━━ Data under study ━━

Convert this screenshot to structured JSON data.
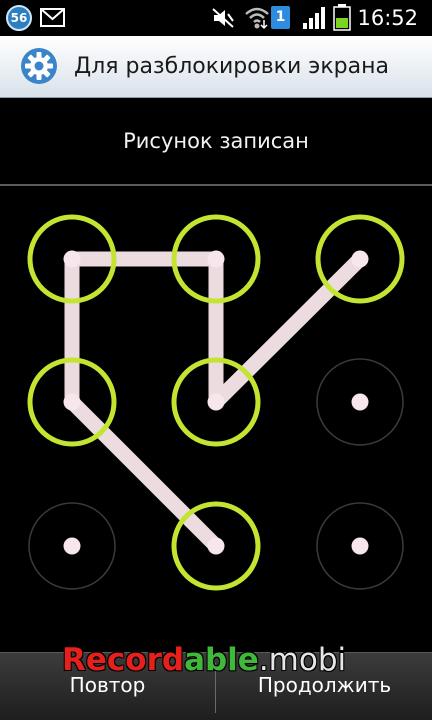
{
  "status_bar": {
    "notification_count": "56",
    "sim_label": "1",
    "time": "16:52",
    "icons": [
      "mail-icon",
      "mute-icon",
      "wifi-icon",
      "signal-icon",
      "battery-icon"
    ]
  },
  "title_bar": {
    "title": "Для разблокировки экрана",
    "icon": "gear-icon"
  },
  "header": {
    "text": "Рисунок записан"
  },
  "pattern": {
    "grid": [
      3,
      3
    ],
    "sequence": [
      [
        1,
        2
      ],
      [
        0,
        1
      ],
      [
        0,
        0
      ],
      [
        1,
        0
      ],
      [
        1,
        1
      ],
      [
        2,
        0
      ]
    ],
    "colors": {
      "ring_active": "#c3e531",
      "ring_inactive": "#3b3b3b",
      "dot": "#f7e6ec",
      "line": "#ecdce0"
    }
  },
  "buttons": {
    "retry": "Повтор",
    "continue": "Продолжить"
  },
  "watermark": {
    "part1": "Record",
    "part2": "able",
    "part3": ".mobi"
  }
}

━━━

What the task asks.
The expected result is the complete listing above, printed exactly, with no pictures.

Answer box.
Convert this screenshot to structured JSON data.
{
  "status_bar": {
    "notification_count": "56",
    "sim_label": "1",
    "time": "16:52",
    "icons": [
      "mail-icon",
      "mute-icon",
      "wifi-icon",
      "signal-icon",
      "battery-icon"
    ]
  },
  "title_bar": {
    "title": "Для разблокировки экрана",
    "icon": "gear-icon"
  },
  "header": {
    "text": "Рисунок записан"
  },
  "pattern": {
    "grid": [
      3,
      3
    ],
    "sequence": [
      [
        1,
        2
      ],
      [
        0,
        1
      ],
      [
        0,
        0
      ],
      [
        1,
        0
      ],
      [
        1,
        1
      ],
      [
        2,
        0
      ]
    ],
    "colors": {
      "ring_active": "#c3e531",
      "ring_inactive": "#3b3b3b",
      "dot": "#f7e6ec",
      "line": "#ecdce0"
    }
  },
  "buttons": {
    "retry": "Повтор",
    "continue": "Продолжить"
  },
  "watermark": {
    "part1": "Record",
    "part2": "able",
    "part3": ".mobi"
  }
}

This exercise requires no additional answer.